Five thousand words deep
Two nights ago something happened that has to do with the book I am writing and that I think I will inflict you.
You have been warned.
Basically, and this is no secret, I am writing a big sea-monster story. A bunch of researchers get on a boat and go looking for a monster. Many shenanigans ensue.
There are four “building blocks” to this story, four pieces I must get right for the story to work.
The first is the monster.
I did some research and I have a clear idea of the sort of critter I want to unleash on the characters. I’ve got the biology and a fair idea of the ecology, and the modus operandi of the critter.
The second is the ocean.
The Pacific Ocean, that is.
Thanks to my background and my various interests, I have a good set of references and a rather clear idea of things like climate, water circulation, air circulation, natural hazards, and the many ups and downs of underwater action. I’ve got books and charts and documentaries.
Pacific Ocean, check.
The third is the ship.
This will be the place in which the reader and the characters will be for most of the time. I need to know the ship inside and out, from the rigging down to the smallest nut and bolt. And I need a very specific kind of boat, and it had to be an R/V, a research vessel. This took some work, and digging online for photos and plans and technical specs. I burned a week this way, but now I am set. I have all I need.
The fourth is the cast.
That seems like a no-brainer. After all, I have a clear idea of who’ll be on the ship, floating on the Pacific Ocean, when the monster strikes.
But what I had during the outlining of the story were not characters, but just roles
. The Oceanographer
. The Paleontologist
. The Scuba Specialist
. The Documentarist
. The Captain
. The Corporate Sponsor
. The rest of the crew as extras
But while knowing the roles allows me to know what each character will do, I still need to know how and possibly why that character will do a certain thing.
I need characters.
I need to hear their voices and their speech patterns, and I need to see their faces.
I need their names, because their names tell me something about their back history.
Two nights ago the first character stepped out of a short piece of throwaway dialogue, wearing flip-flops, a pair of cargo shorts and a Dazed & Confused t-shirt.
I knew her name instantly, and I also knew the rest of the characters will always refer to her by her family name.
That set the gears in motion.
She is the documentarist, a woman in her forties with a background in underwater photography and filming.
She’s fun, and introduces herself with “I’m your shootist.”
And as soon as she started to click, all the other characters emerged, with their personality, their looks, their voices.
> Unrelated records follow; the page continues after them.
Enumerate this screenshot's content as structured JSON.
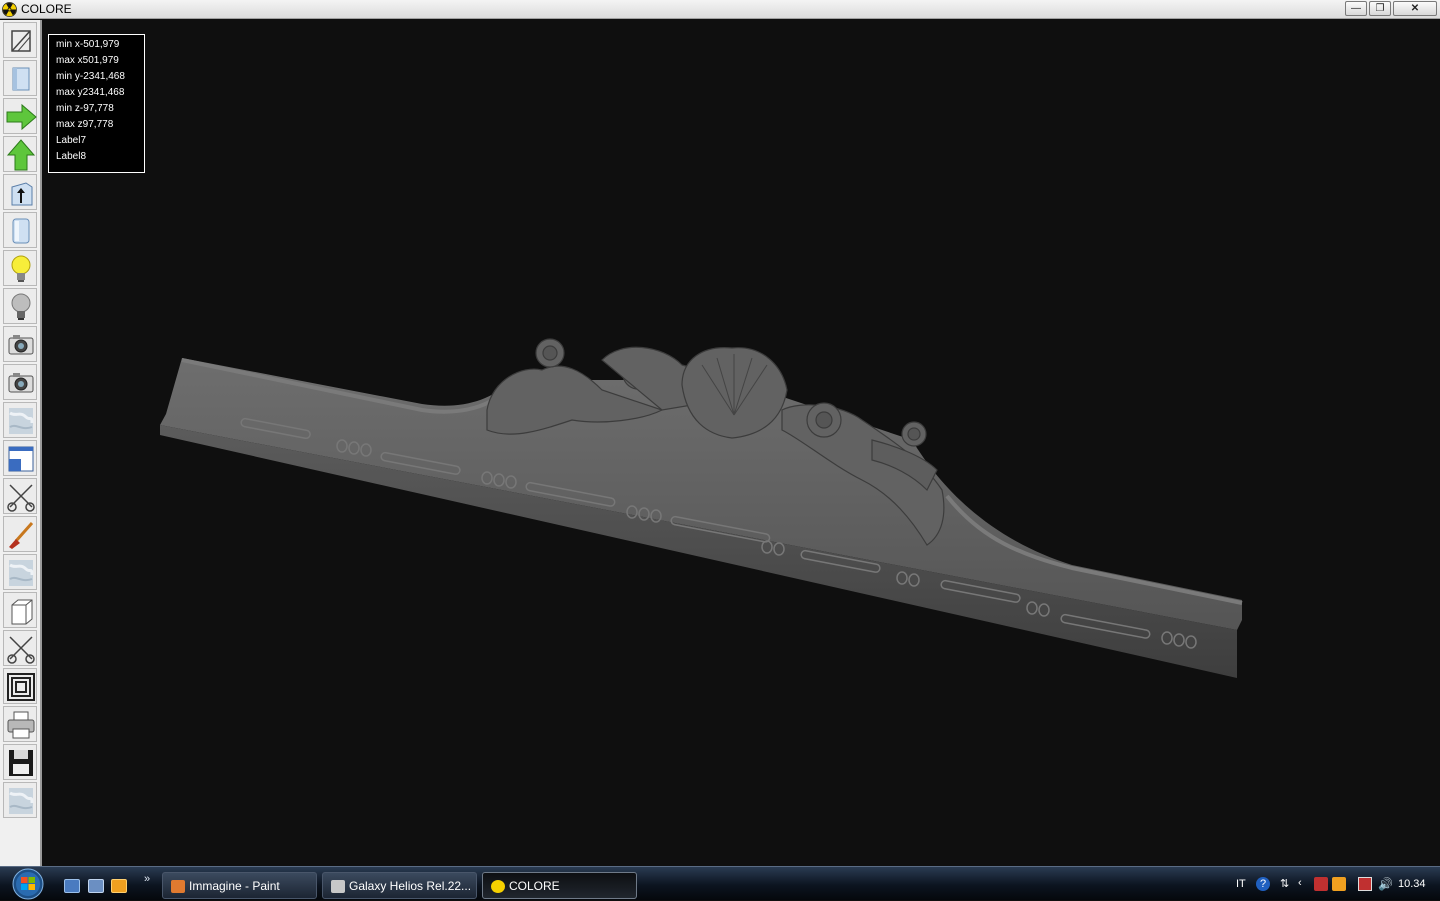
{
  "window": {
    "title": "COLORE",
    "controls": {
      "minimize": "—",
      "maximize": "❐",
      "close": "✕"
    }
  },
  "toolbar": {
    "tools": [
      {
        "name": "wireframe-view",
        "icon": "wireframe-box-icon"
      },
      {
        "name": "solid-view",
        "icon": "solid-box-icon"
      },
      {
        "name": "rotate-right",
        "icon": "green-arrow-right-icon"
      },
      {
        "name": "rotate-up",
        "icon": "green-arrow-up-icon"
      },
      {
        "name": "extrude",
        "icon": "box-arrow-icon"
      },
      {
        "name": "cylinder-view",
        "icon": "cylinder-icon"
      },
      {
        "name": "light-on",
        "icon": "lightbulb-on-icon"
      },
      {
        "name": "light-off",
        "icon": "lightbulb-off-icon"
      },
      {
        "name": "snapshot",
        "icon": "camera-icon"
      },
      {
        "name": "snapshot-2",
        "icon": "camera-icon"
      },
      {
        "name": "texture-1",
        "icon": "marble-texture-icon"
      },
      {
        "name": "window-layout",
        "icon": "window-icon"
      },
      {
        "name": "cut",
        "icon": "scissors-icon"
      },
      {
        "name": "paint",
        "icon": "brush-icon"
      },
      {
        "name": "texture-2",
        "icon": "marble-texture-icon"
      },
      {
        "name": "plain-box",
        "icon": "plain-box-icon"
      },
      {
        "name": "cut-2",
        "icon": "scissors-icon"
      },
      {
        "name": "frame",
        "icon": "concentric-frame-icon"
      },
      {
        "name": "print",
        "icon": "printer-icon"
      },
      {
        "name": "save",
        "icon": "floppy-disk-icon"
      },
      {
        "name": "texture-3",
        "icon": "marble-texture-icon"
      }
    ]
  },
  "info": {
    "lines": [
      "min x-501,979",
      "max x501,979",
      "min y-2341,468",
      "max y2341,468",
      "min z-97,778",
      "max z97,778",
      "Label7",
      "Label8"
    ]
  },
  "taskbar": {
    "more": "»",
    "tasks": [
      {
        "label": "Immagine - Paint",
        "active": false
      },
      {
        "label": "Galaxy Helios  Rel.22...",
        "active": false
      },
      {
        "label": "COLORE",
        "active": true
      }
    ],
    "language": "IT",
    "clock": "10.34"
  },
  "colors": {
    "viewport_bg": "#0f0f0f",
    "model": "#5a5a5a",
    "accent_green": "#3cc43c"
  }
}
It was like they were coming forward and stepping into their roles. One after another, and in a way that actually showed me what structure I should give to the whole chapter, and possibly the rest of the book too.
It would be nice should that sort of thing happen every time. It often does not.
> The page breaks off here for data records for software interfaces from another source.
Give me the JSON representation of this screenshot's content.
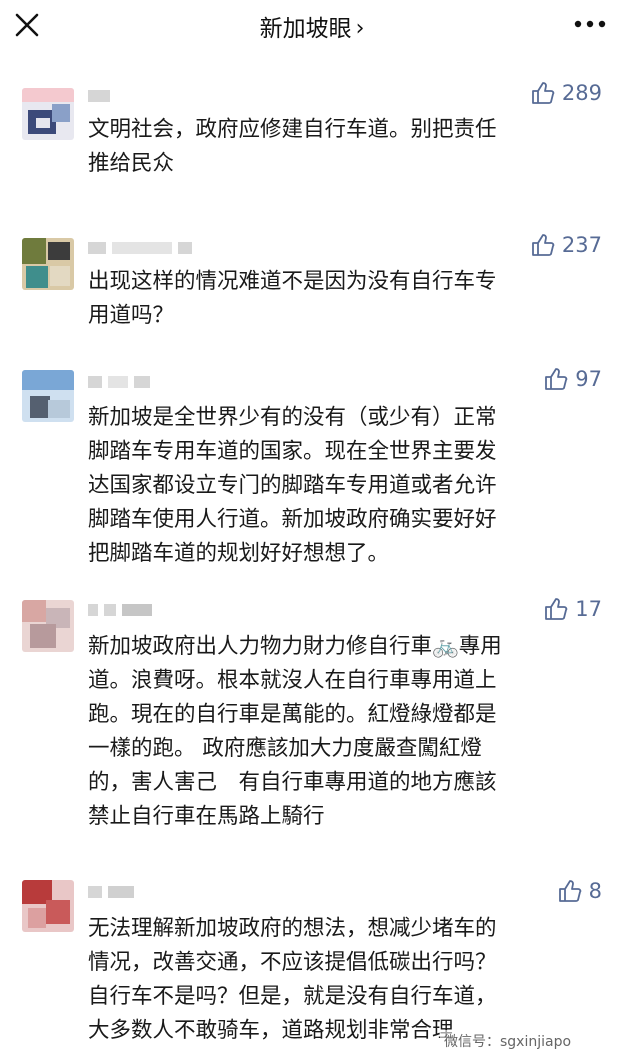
{
  "header": {
    "title": "新加坡眼",
    "chevron": "›",
    "close_icon": "close-icon",
    "more_icon": "more-dots-icon"
  },
  "comments": [
    {
      "likes": "289",
      "text": "文明社会，政府应修建自行车道。别把责任\n推给民众"
    },
    {
      "likes": "237",
      "text": "出现这样的情况难道不是因为没有自行车专\n用道吗？"
    },
    {
      "likes": "97",
      "text": "新加坡是全世界少有的没有（或少有）正常\n脚踏车专用车道的国家。现在全世界主要发\n达国家都设立专门的脚踏车专用道或者允许\n脚踏车使用人行道。新加坡政府确实要好好\n把脚踏车道的规划好好想想了。"
    },
    {
      "likes": "17",
      "text": "新加坡政府出人力物力財力修自行車🚲專用\n道。浪費呀。根本就沒人在自行車專用道上\n跑。現在的自行車是萬能的。紅燈綠燈都是\n一樣的跑。 政府應該加大力度嚴查闖紅燈\n的，害人害己　有自行車專用道的地方應該\n禁止自行車在馬路上騎行"
    },
    {
      "likes": "8",
      "text": "无法理解新加坡政府的想法，想减少堵车的\n情况，改善交通，不应该提倡低碳出行吗？\n自行车不是吗？但是，就是没有自行车道，\n大多数人不敢骑车，道路规划非常合理"
    }
  ],
  "watermark": "微信号：sgxinjiapo",
  "colors": {
    "like": "#576b95",
    "text": "#1a1a1a"
  }
}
But this time it did.
Now we are 5000-words deep into a 35.000 words story.
It will be a long dive down to the bottom of this baby.